Matt 13:1-9, 18-23

Daniel W. Ulrich, “The Missional Audience of the Gospel of Matthew”[11]

Ulrich writes, “The parable and its interpretation show that `the word of the kingdom’ must be scattered widely, since it will bear fruit in only some hearers.”


Matt 13:9-23

Dino Dozzi, "`Thus Says the Lord' The Gospel in the Writings of Saint Francis"[12]

The comments about Saint Francis, above the double line, draw from this article.


Matt 13:10-17

Margaret Barker, The Great High Priest: The Temple Roots of Christian Liturgy[13]

Barker argues that the parable of the sower is autobiographical for Jesus, explaining how he learned.  Barker writes, “These were Jesus’ own accounts of his spiritual growth.”


Matt 13:10-15

Edward F. Siegman, C.PP.S., Teaching in parables: (Mk 4:10-12; Lk 8:9-10; Mt 13:10-15)[14]

This is a 1961 basic article designed to illustrate the procedure for present-day Scripture studies.  Siegman demonstrates that the synoptic Gospels are compilations, not always arranged in tight sequence, either temporal sequence or topical sequence.  Siegman writes, “Luke has the disciples ask for the meaning of the parable just spoken, while Matthew has them inquiring why He spoke in parables.  A disagreement of this nature shows how uncertain the historical tradition about the question [the disciples asked] was.”


Matt 13:18-23

Paul Lawrence, The IVP Atlas of Bible History[15]

Lawrence points out that the parable of the sower is one of about forty parables attributed to Jesus.  Lawrence states that “the meaning of a number of parables was not always evident,” implying that his Atlas helps, when Jesus himself does not offer the explanation, as is the case here, with the sower.


[1] Nestle-Aland, Novum Testamentum: Graece et Latine: Textum Graecum post Eberhard et Erwin Nestle communiter ediderunt Barbara et Kurt Aland, Johannes Karavidopoulos, Carlo M. Martini, Bruce M. Metzger: Textus Latinus Novae Vulgatae Bibliorum Sacrorum Editioni debetur: Utriusque textus apparatum criticum recensuerent et editionem novis curis elaboraverunt Barbara et Kurt Aland una cum Instituto Studiorum Textus Novi Testamenti Monasterii Westphaliae (Deutsche Bibelgesellschaft 1999) Editio XXVII.
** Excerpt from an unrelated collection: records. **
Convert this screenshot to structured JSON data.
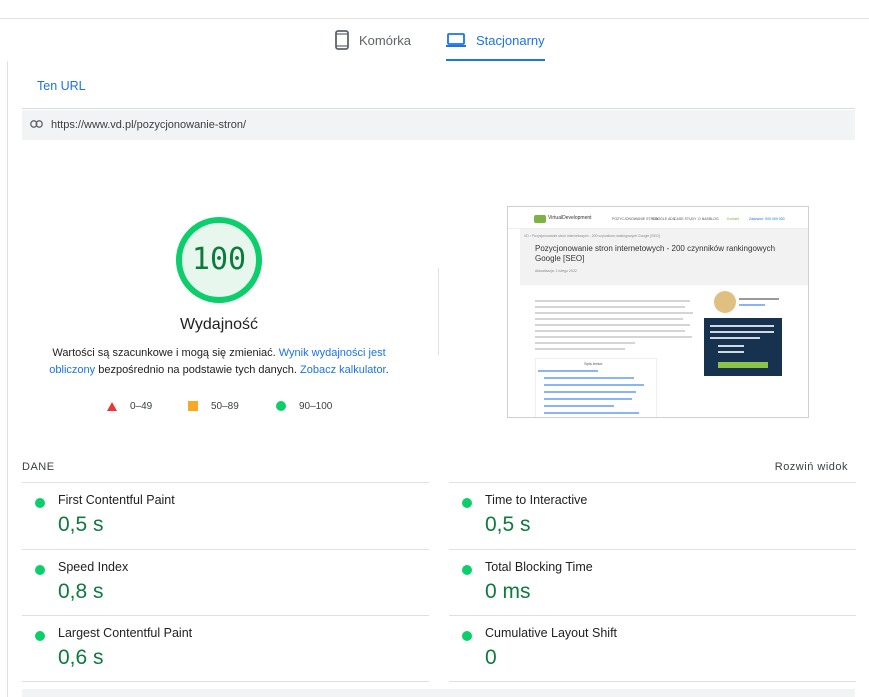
{
  "device_tabs": [
    {
      "label": "Komórka",
      "icon": "smartphone-icon",
      "active": false
    },
    {
      "label": "Stacjonarny",
      "icon": "laptop-icon",
      "active": true
    }
  ],
  "url_tab": {
    "label": "Ten URL"
  },
  "url_bar": {
    "icon": "link-icon",
    "url": "https://www.vd.pl/pozycjonowanie-stron/"
  },
  "score": {
    "value": "100",
    "fraction": 1.0,
    "title": "Wydajność",
    "desc_before": "Wartości są szacunkowe i mogą się zmieniać. ",
    "desc_link1": "Wynik wydajności jest obliczony",
    "desc_middle": " bezpośrednio na podstawie tych danych. ",
    "desc_link2": "Zobacz kalkulator",
    "desc_after": "."
  },
  "legend": [
    {
      "shape": "triangle",
      "range": "0–49",
      "color": "#e53935"
    },
    {
      "shape": "square",
      "range": "50–89",
      "color": "#f9a825"
    },
    {
      "shape": "circle",
      "range": "90–100",
      "color": "#0cce6b"
    }
  ],
  "thumbnail": {
    "logo": "VirtualDevelopment",
    "nav": [
      "POZYCJONOWANIE STRON",
      "GOOGLE ADS",
      "CASE STUDY",
      "O NAS",
      "BLOG",
      "Kontakt",
      "Zadzwoń: 000 000 000"
    ],
    "breadcrumb": "VD › Pozycjonowanie stron internetowych - 200 czynników rankingowych Google [SEO]",
    "headline": "Pozycjonowanie stron internetowych - 200 czynników rankingowych Google [SEO]",
    "meta": "Aktualizacja: 1 lutego 2022",
    "toc_title": "Spis treści"
  },
  "data_section": {
    "label": "DANE",
    "expand_label": "Rozwiń widok"
  },
  "metrics": [
    {
      "name": "First Contentful Paint",
      "value": "0,5 s"
    },
    {
      "name": "Time to Interactive",
      "value": "0,5 s"
    },
    {
      "name": "Speed Index",
      "value": "0,8 s"
    },
    {
      "name": "Total Blocking Time",
      "value": "0 ms"
    },
    {
      "name": "Largest Contentful Paint",
      "value": "0,6 s"
    },
    {
      "name": "Cumulative Layout Shift",
      "value": "0"
    }
  ],
  "colors": {
    "accent": "#1a73e8",
    "good": "#0cce6b",
    "good_text": "#0d7a3e"
  }
}
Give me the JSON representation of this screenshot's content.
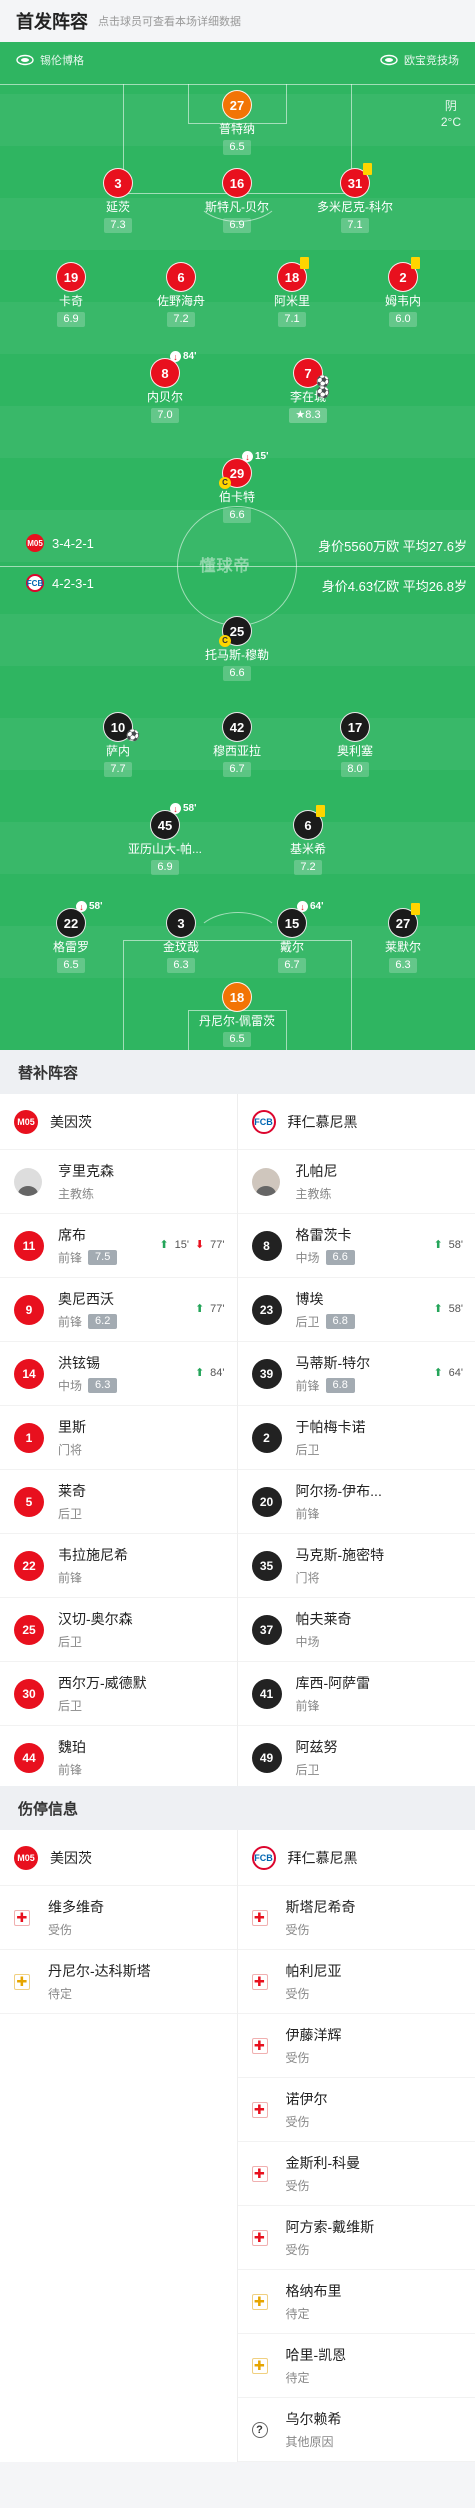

[2] the Catholic Biblical Quarterly, Vol. 70, No. 2 (April 2008) 342.


[3] the Catholic Biblical Quarterly, Vol. 69, No. 4 (April 2007) 810.


[4] Washington, D.C.: United States Conference of Catholic Bishops, 2006, 157.


[6] Theological Studies, Vol. 67, No. 4 (December 2006) 817.


[7] Theological Studies, Vol. 67, No. 4 (December 2006) 784.


[8] the Catholic Biblical Quarterly, Vol. 70, No. 2 (April 2008) 369.


[9] Theological Studies, Vol. 67, No. 2 (June 2006) 254.


[10] the Catholic Biblical Quarterly, Vol. 53, No. 1 (April 1991) 58.


[11] the Catholic Biblical Quarterly, Vol. 69, No. 1 (April 2007) 73, 78.


[12] Greyfriars Review, Vol. 18, Supplement (2004) 23-26, 24.


[13] London: T & T Clark International: A Continuum imprint, 2003, 30.


[14] the Catholic Biblical Quarterly, Vol. 23, No. 1 (January 1961) 161-181, 166.


[15] Downers Grove, Illinois, InterVarsity Press, 2006, 140-141.